Safety is our top priority at Fort Monroe
Fort Monroe History
Fort Monroe, decommissioned in 2011, provided coastal defense to the Chesapeake Bay and served as an artillery school for the Army from the early 1800s through the end of World War ll. During that time, the Army fired unknown numbers of cannonballs, Parrott rounds and other ammunition from the Fort and built mines for use in the harbor. Discarded military munitions, including explosives and potentially dangerous artillery components, likely remain throughout the site and adjacent offshore areas.
If you see something suspicious on the ground, it may be munitions. Picking up munitions or metal scrap can result in injury. If you encounter anything suspicious, remember the 3 R's:

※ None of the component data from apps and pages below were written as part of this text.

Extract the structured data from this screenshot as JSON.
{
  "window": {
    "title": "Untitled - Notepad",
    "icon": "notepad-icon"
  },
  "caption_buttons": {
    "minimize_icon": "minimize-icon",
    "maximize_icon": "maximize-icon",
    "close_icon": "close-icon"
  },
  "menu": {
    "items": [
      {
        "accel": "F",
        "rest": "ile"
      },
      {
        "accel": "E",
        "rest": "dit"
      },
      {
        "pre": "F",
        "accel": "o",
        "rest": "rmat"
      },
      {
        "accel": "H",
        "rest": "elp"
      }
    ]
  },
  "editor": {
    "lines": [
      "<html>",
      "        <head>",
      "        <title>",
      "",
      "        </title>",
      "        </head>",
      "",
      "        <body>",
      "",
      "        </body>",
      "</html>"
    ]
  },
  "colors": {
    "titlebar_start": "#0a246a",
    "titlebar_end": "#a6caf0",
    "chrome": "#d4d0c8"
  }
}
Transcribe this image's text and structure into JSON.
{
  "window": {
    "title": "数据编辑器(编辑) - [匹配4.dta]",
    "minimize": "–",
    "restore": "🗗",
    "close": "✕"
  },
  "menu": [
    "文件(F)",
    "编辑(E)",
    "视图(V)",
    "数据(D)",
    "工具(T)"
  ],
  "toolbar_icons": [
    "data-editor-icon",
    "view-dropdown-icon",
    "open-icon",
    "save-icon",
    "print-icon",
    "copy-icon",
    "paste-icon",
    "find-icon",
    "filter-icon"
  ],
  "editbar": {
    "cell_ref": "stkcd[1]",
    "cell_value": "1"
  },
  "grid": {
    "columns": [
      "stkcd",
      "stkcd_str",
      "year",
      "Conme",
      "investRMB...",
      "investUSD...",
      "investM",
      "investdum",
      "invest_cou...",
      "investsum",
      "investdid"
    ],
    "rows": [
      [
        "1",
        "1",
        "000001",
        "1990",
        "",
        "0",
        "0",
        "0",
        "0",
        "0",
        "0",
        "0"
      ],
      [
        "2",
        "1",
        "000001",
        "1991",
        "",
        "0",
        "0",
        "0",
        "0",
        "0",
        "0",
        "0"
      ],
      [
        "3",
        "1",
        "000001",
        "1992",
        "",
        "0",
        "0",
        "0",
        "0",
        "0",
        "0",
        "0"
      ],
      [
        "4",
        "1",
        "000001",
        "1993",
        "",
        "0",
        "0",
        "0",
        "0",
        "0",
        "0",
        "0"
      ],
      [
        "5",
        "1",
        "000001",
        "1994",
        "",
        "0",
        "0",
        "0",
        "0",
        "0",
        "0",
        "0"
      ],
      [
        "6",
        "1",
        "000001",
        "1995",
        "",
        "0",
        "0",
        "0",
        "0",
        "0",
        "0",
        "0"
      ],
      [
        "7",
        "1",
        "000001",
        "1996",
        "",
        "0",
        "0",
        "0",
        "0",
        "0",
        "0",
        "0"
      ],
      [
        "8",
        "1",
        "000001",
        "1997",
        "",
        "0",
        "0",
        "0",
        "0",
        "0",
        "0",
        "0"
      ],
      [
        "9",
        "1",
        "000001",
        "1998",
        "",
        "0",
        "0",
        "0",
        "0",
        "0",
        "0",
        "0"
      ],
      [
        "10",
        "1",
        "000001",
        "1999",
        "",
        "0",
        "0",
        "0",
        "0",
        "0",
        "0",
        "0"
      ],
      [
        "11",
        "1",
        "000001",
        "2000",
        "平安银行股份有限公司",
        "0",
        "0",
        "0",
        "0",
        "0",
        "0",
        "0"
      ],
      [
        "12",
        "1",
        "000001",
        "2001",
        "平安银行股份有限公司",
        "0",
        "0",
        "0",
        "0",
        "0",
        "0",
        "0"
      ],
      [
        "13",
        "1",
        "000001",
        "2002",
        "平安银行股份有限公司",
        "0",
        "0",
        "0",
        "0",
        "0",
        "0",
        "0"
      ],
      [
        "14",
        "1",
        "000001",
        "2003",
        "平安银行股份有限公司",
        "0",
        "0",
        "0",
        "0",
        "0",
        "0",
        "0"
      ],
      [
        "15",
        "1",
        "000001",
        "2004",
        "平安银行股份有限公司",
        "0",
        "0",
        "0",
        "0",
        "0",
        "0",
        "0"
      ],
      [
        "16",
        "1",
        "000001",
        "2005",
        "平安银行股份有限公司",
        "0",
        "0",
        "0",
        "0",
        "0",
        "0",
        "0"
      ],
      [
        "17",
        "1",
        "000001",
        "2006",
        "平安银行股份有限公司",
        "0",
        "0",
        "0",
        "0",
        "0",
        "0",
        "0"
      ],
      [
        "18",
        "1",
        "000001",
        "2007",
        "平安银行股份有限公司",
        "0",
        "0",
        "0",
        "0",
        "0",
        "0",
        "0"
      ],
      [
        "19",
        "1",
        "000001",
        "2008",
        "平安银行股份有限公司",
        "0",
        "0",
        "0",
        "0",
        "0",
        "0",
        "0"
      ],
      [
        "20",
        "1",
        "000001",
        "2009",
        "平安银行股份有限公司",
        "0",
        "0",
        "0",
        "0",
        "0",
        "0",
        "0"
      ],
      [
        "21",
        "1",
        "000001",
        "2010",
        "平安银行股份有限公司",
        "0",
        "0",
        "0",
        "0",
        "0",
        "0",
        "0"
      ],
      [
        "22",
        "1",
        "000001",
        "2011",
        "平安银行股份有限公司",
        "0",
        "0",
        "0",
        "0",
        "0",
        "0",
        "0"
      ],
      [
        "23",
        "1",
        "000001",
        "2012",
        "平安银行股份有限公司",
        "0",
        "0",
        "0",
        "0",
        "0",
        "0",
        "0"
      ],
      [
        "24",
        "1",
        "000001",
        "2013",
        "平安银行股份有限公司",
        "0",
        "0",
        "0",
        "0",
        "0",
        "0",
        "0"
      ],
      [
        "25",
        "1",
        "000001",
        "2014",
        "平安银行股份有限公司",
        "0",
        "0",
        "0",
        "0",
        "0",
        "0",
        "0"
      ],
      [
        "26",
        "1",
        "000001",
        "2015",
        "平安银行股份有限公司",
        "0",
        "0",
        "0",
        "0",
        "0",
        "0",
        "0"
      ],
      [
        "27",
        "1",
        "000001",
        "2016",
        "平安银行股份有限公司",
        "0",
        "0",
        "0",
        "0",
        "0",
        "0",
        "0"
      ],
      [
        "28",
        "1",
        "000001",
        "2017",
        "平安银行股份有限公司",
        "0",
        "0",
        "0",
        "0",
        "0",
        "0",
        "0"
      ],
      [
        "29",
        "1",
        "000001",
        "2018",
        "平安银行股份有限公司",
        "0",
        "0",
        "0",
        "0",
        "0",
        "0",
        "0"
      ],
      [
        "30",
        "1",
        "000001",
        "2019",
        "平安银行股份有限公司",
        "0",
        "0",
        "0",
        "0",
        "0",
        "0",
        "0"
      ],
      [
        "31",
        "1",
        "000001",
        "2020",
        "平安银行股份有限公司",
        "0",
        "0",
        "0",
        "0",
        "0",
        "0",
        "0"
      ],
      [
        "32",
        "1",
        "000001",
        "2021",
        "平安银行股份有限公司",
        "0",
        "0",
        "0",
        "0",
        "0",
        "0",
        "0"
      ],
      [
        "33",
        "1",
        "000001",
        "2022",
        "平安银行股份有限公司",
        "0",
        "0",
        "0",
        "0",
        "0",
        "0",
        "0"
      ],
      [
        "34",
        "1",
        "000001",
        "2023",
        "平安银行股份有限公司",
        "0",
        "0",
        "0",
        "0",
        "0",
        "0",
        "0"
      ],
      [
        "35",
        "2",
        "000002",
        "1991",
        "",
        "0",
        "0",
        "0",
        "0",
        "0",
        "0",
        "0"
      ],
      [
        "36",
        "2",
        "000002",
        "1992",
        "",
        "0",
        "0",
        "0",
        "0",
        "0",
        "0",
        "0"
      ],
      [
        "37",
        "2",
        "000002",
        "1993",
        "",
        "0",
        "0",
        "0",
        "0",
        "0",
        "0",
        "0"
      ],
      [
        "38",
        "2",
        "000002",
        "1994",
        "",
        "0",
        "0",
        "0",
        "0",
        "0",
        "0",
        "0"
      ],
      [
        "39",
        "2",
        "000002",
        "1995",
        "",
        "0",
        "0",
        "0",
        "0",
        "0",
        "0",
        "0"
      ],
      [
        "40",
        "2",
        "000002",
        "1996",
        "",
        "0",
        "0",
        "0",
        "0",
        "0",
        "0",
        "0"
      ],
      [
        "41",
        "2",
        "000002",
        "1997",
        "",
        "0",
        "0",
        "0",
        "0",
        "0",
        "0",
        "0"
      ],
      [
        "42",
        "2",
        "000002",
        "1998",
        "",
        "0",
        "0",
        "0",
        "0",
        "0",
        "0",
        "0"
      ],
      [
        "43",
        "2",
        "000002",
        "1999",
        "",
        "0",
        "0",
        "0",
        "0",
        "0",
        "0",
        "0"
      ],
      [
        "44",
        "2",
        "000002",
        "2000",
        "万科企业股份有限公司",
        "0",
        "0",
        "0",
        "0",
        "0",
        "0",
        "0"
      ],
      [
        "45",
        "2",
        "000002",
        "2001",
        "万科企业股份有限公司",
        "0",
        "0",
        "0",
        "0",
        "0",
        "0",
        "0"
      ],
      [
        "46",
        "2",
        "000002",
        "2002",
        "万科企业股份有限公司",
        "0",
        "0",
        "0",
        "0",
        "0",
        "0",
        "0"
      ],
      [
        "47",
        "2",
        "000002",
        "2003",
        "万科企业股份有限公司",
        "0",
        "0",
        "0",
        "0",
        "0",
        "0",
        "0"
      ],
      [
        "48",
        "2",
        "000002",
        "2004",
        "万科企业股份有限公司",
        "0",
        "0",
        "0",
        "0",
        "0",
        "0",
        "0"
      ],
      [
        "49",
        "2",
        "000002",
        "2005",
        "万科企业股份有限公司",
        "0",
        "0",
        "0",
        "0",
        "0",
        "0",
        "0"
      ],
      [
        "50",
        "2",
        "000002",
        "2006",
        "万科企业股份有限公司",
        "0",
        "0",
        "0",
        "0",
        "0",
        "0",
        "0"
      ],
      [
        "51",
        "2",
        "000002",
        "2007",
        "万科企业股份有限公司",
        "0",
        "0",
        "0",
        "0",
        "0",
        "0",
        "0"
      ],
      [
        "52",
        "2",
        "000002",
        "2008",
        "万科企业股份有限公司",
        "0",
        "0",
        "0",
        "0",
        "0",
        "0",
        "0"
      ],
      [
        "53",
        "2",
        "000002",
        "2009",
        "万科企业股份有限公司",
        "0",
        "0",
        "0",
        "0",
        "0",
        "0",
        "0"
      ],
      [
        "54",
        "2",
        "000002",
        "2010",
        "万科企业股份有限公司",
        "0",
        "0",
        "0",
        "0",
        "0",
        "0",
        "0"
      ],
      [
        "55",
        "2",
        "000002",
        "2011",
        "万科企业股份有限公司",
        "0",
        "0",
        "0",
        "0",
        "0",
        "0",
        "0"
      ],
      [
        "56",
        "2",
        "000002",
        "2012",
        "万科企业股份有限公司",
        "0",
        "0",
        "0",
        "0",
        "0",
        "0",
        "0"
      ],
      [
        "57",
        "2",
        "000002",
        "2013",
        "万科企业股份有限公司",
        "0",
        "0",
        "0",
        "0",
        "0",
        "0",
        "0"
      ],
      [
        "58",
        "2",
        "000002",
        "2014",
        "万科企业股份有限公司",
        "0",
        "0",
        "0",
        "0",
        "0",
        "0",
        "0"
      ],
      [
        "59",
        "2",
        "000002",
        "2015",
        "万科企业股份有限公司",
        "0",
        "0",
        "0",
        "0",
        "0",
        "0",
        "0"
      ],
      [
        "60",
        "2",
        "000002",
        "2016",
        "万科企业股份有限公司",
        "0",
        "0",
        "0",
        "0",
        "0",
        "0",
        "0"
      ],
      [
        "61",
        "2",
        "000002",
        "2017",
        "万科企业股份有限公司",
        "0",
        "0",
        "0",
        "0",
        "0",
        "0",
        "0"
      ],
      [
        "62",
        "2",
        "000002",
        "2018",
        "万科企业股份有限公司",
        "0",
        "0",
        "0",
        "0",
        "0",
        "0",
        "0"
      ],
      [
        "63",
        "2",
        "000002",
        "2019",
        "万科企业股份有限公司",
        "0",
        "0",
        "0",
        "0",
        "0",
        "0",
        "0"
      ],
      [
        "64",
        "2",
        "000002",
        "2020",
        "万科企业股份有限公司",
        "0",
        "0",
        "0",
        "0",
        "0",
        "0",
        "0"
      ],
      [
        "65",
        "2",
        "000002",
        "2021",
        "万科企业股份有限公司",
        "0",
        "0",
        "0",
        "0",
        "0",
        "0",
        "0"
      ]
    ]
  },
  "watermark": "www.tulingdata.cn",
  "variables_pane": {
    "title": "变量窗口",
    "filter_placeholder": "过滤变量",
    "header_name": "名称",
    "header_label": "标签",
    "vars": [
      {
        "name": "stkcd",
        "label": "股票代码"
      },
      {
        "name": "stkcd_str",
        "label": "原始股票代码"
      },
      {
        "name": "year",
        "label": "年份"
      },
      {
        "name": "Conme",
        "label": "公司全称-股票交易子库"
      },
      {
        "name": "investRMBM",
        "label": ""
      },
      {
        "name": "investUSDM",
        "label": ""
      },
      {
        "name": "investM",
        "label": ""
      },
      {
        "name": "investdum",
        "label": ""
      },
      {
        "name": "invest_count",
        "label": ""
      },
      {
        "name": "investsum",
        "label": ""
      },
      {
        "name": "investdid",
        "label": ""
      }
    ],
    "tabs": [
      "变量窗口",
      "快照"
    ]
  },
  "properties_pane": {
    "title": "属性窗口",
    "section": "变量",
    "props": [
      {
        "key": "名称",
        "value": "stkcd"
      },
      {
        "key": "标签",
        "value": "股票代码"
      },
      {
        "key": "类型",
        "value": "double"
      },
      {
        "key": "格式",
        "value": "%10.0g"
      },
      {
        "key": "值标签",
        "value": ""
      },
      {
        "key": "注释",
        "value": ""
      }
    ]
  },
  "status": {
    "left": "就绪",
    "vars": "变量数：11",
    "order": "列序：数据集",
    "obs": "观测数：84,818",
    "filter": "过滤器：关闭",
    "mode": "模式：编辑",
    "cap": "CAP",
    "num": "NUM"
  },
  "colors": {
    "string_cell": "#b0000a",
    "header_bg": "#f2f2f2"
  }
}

Munitions are dangerous!
Do not touch or disturb!
Note location and call 911
Fort Monroe is a National Historic Monument. For your safety and to protect cultural resources, the use of metal detectors is prohibited by federal and state law.
For more information, contact the Fort Monroe Authority at 757-637-7778
4-Inch Solid Shot Cannonball
Cannon and Cannonball
Erected by Fort Monroe Authority.
Location. 37° 0.065′ N, 76° 18.446′ W. Marker is in Fort Monroe, Virginia. Marker is on Fenwick Road east of Engineer Lane, on the right when traveling east. Touch for map. Marker is in this post office area: Fort Monroe VA 23651, United States of America.
Other nearby markers. At least 8 other markers are within walking distance of this marker. Fort Monroe Seawall History (here, next to this marker); Engineer Wharf (a few steps from this marker); a different marker also named Fort Monroe Seawall History (a few steps from this marker); First Africans in Virginia (was within shouting distance of this marker but has been reported permanently removed. ); a different marker also named First Africans in Virginia (within shouting distance of this marker); Old Point Comfort Light (about 300 feet away, measured in a direct line); Lantaka (about 500 feet away); Spanish 1-½ Pounder (about 500 feet away). Touch for a list and map of all markers in Fort Monroe.
Categories. • Forts, Castles •
Credits. This page was last revised on May 30, 2017. This page originally submitted on May 30, 2017, by Bernard Fisher of Mechanicsville, Virginia. This page has been viewed 71 times since then and 5 times this year. Photos: 1, 2. submitted on May 30, 2017, by Bernard Fisher of Mechanicsville, Virginia.